No Lebanese meal is complete without bread – literally the factor that binds all the layers of tastes.

From big to small, every baker wakes up early in Lebanon to make manakeesh - flatbread made from whole-wheat flour, filled with cheese and smeared with zaatar (a savoury dried powder made with cumin, thyme, cumin, coriander, sesame seed, sumac and kosher salt.

Khalil said: “Waking up to the smell of freshly brewed coffee (Kahweh) and fresh bread on a weekend is a memory I fondly recall from my childhood. We sometimes have bread for lunch and dinners.”

The Lebanese table

“As a Lebanese, what I and everyone growing up will remember is how we would have an abundance of food on the table, be it a festival or an everyday visit by the neighbors. The table would be filled with appetisers, hummus, salad, eggplant dishes, and fresh onions to begin with. Another thing which is always present in every Lebanese food is bread.

Attieh added: “Lebanese food to me is about those gatherings and family laughter I get to share with my loved ones.
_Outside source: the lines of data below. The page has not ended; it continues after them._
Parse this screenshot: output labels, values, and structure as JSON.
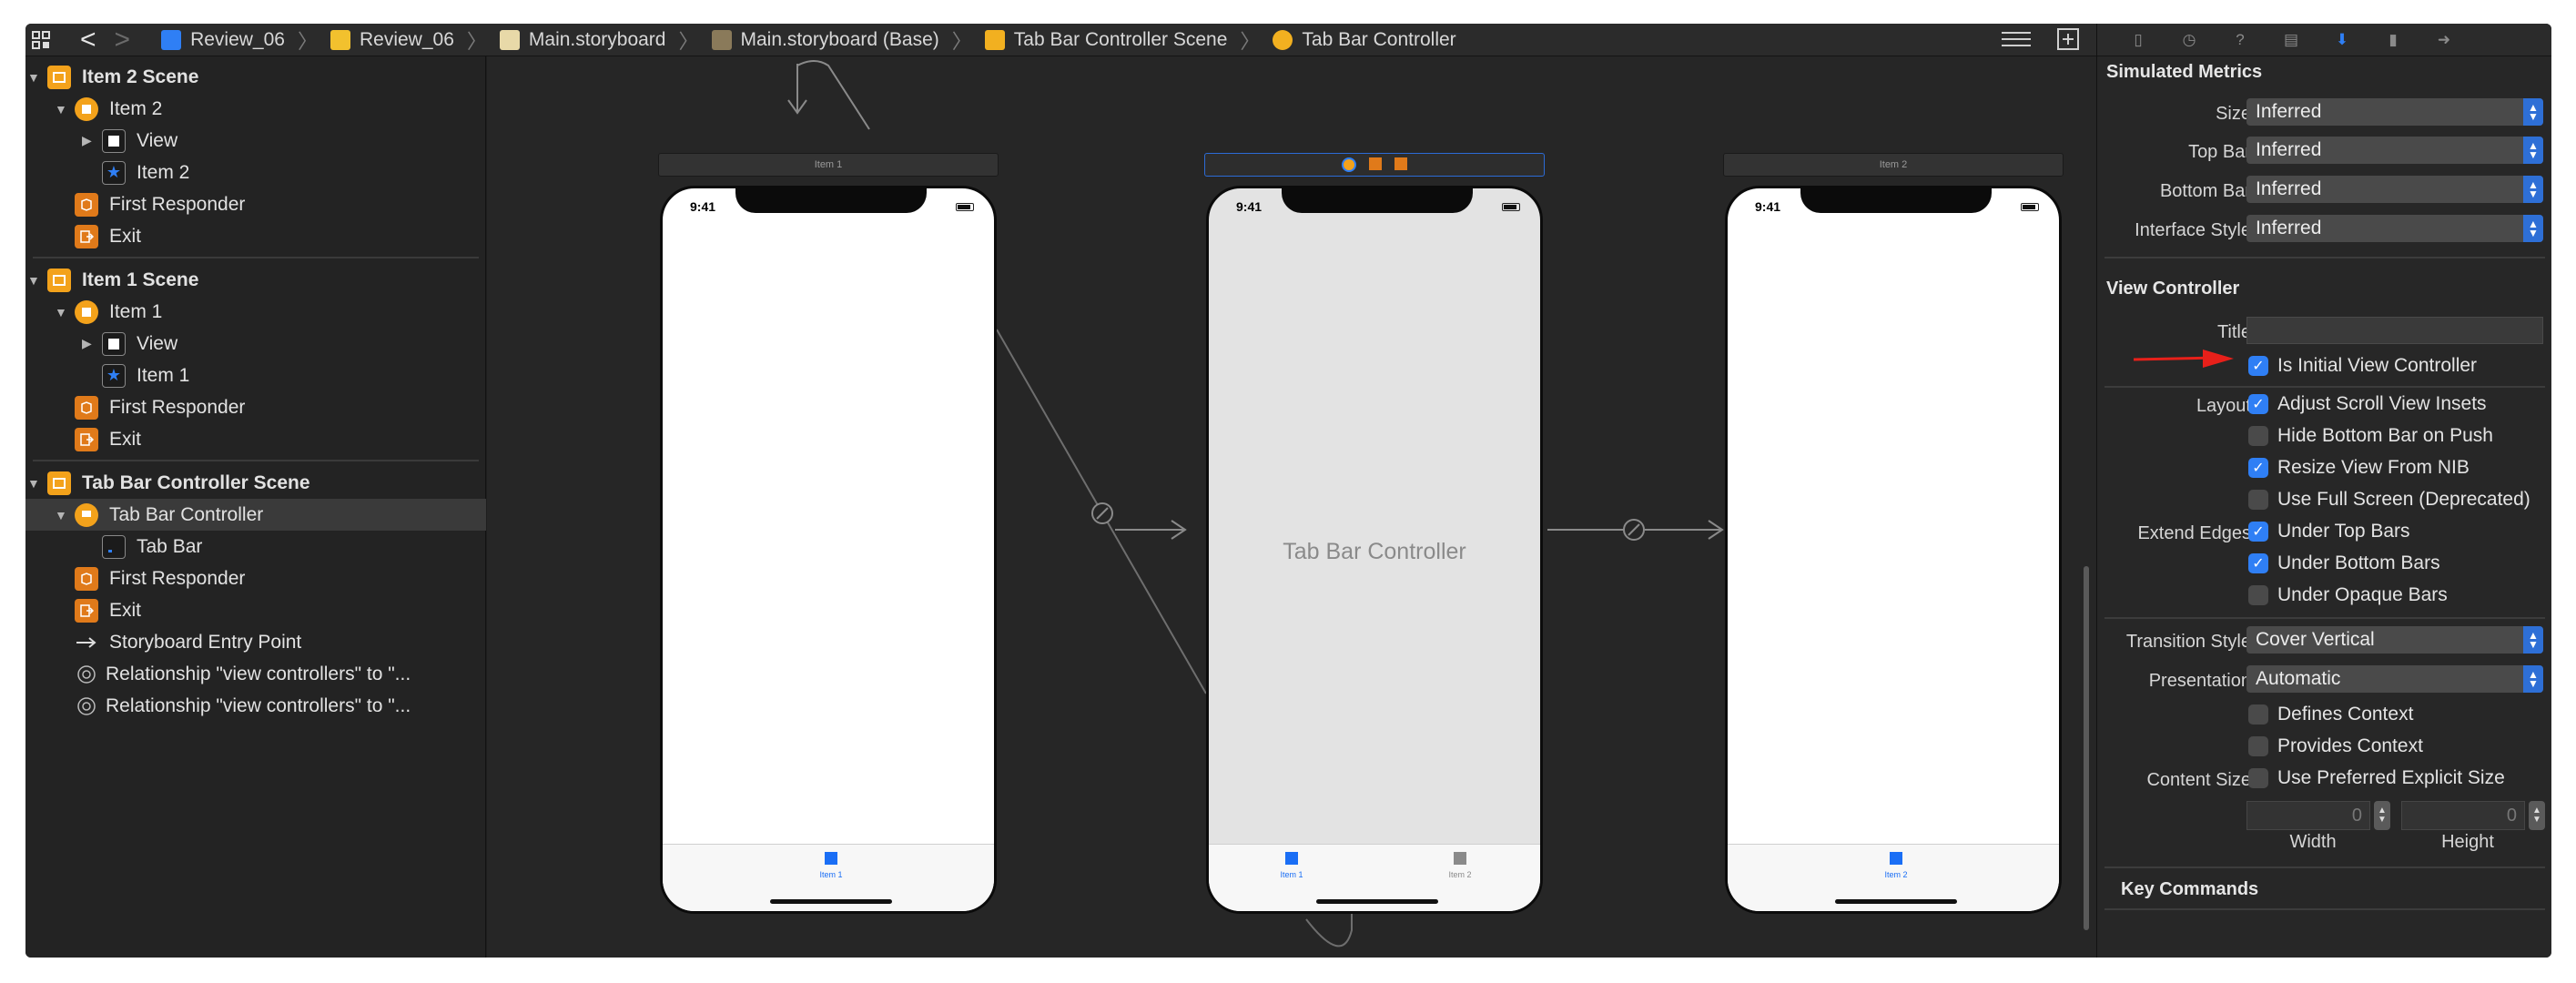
{
  "jumpbar": {
    "crumbs": [
      "Review_06",
      "Review_06",
      "Main.storyboard",
      "Main.storyboard (Base)",
      "Tab Bar Controller Scene",
      "Tab Bar Controller"
    ],
    "back_glyph": "<",
    "forward_glyph": ">",
    "separator": "〉"
  },
  "outline": {
    "item2_scene": "Item 2 Scene",
    "item2_vc": "Item 2",
    "item2_view": "View",
    "item2_tab": "Item 2",
    "item2_responder": "First Responder",
    "item2_exit": "Exit",
    "item1_scene": "Item 1 Scene",
    "item1_vc": "Item 1",
    "item1_view": "View",
    "item1_tab": "Item 1",
    "item1_responder": "First Responder",
    "item1_exit": "Exit",
    "tbc_scene": "Tab Bar Controller Scene",
    "tbc": "Tab Bar Controller",
    "tbc_tabbar": "Tab Bar",
    "tbc_responder": "First Responder",
    "tbc_exit": "Exit",
    "entry_point": "Storyboard Entry Point",
    "rel1": "Relationship \"view controllers\" to \"...",
    "rel2": "Relationship \"view controllers\" to \"..."
  },
  "canvas": {
    "left_scene": {
      "title": "Item 1",
      "time": "9:41",
      "tabs": [
        {
          "label": "Item 1",
          "selected": true
        }
      ]
    },
    "center_scene": {
      "title": "",
      "time": "9:41",
      "label": "Tab Bar Controller",
      "tabs": [
        {
          "label": "Item 1",
          "selected": true
        },
        {
          "label": "Item 2",
          "selected": false
        }
      ]
    },
    "right_scene": {
      "title": "Item 2",
      "time": "9:41",
      "tabs": [
        {
          "label": "Item 2",
          "selected": true
        }
      ]
    }
  },
  "inspector": {
    "simulated_metrics": "Simulated Metrics",
    "size_label": "Size",
    "size_value": "Inferred",
    "topbar_label": "Top Bar",
    "topbar_value": "Inferred",
    "bottombar_label": "Bottom Bar",
    "bottombar_value": "Inferred",
    "interface_style_label": "Interface Style",
    "interface_style_value": "Inferred",
    "view_controller": "View Controller",
    "title_label": "Title",
    "is_initial": "Is Initial View Controller",
    "layout_label": "Layout",
    "adjust_scroll": "Adjust Scroll View Insets",
    "hide_bottom_bar": "Hide Bottom Bar on Push",
    "resize_view": "Resize View From NIB",
    "use_full_screen": "Use Full Screen (Deprecated)",
    "extend_edges_label": "Extend Edges",
    "under_top_bars": "Under Top Bars",
    "under_bottom_bars": "Under Bottom Bars",
    "under_opaque_bars": "Under Opaque Bars",
    "transition_style_label": "Transition Style",
    "transition_style_value": "Cover Vertical",
    "presentation_label": "Presentation",
    "presentation_value": "Automatic",
    "defines_context": "Defines Context",
    "provides_context": "Provides Context",
    "content_size_label": "Content Size",
    "use_preferred_size": "Use Preferred Explicit Size",
    "width_value": "0",
    "height_value": "0",
    "width_label": "Width",
    "height_label": "Height",
    "key_commands": "Key Commands"
  },
  "colors": {
    "accent": "#2f7ff5",
    "arrow": "#e8201a",
    "canvas_bg": "#262626"
  }
}
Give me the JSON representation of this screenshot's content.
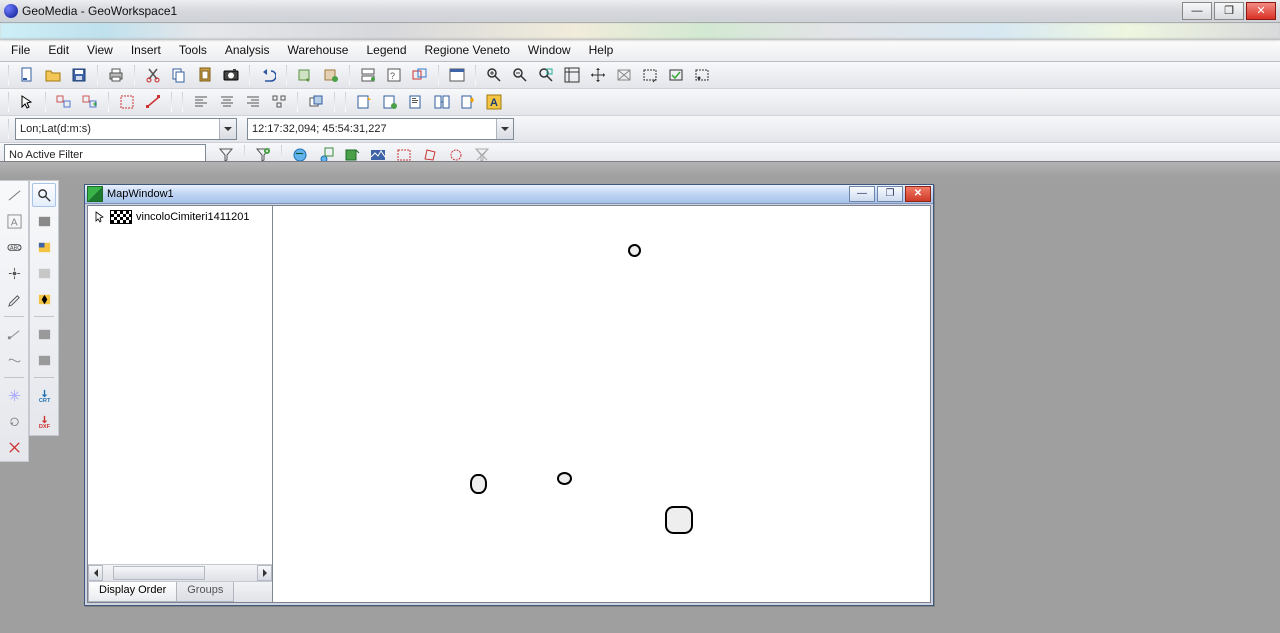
{
  "app": {
    "title": "GeoMedia - GeoWorkspace1"
  },
  "menu": {
    "file": "File",
    "edit": "Edit",
    "view": "View",
    "insert": "Insert",
    "tools": "Tools",
    "analysis": "Analysis",
    "warehouse": "Warehouse",
    "legend": "Legend",
    "regione": "Regione Veneto",
    "window": "Window",
    "help": "Help"
  },
  "coord": {
    "format": "Lon;Lat(d:m:s)",
    "value": "12:17:32,094;  45:54:31,227"
  },
  "filter": {
    "active": "No Active Filter"
  },
  "child": {
    "title": "MapWindow1",
    "layer0": "vincoloCimiteri1411201"
  },
  "legend_tabs": {
    "display_order": "Display Order",
    "groups": "Groups"
  },
  "icons": {}
}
Whenever I go to Beirut during summers, I tell my friends to book a restaurant for lunch and dinner so that we can sit, eat and have a good time. It’s these memories that I crave later, shared over food.”

Zeynab Attieh

On Lebanese food

Her multicultural upbringing and mixed ethnicity like many others from her country makes celebrations and festivals in Lebanon diverse. “Eating is a communal affair for the Lebanese.”

Here is a guide to making moutabal.

This website stores cookies on your computer. These cookies are used to improve your experience and provide more personalized service to you. Both on your website and other media. To find out more about the cookies and data we use, please check out our Privacy Policy.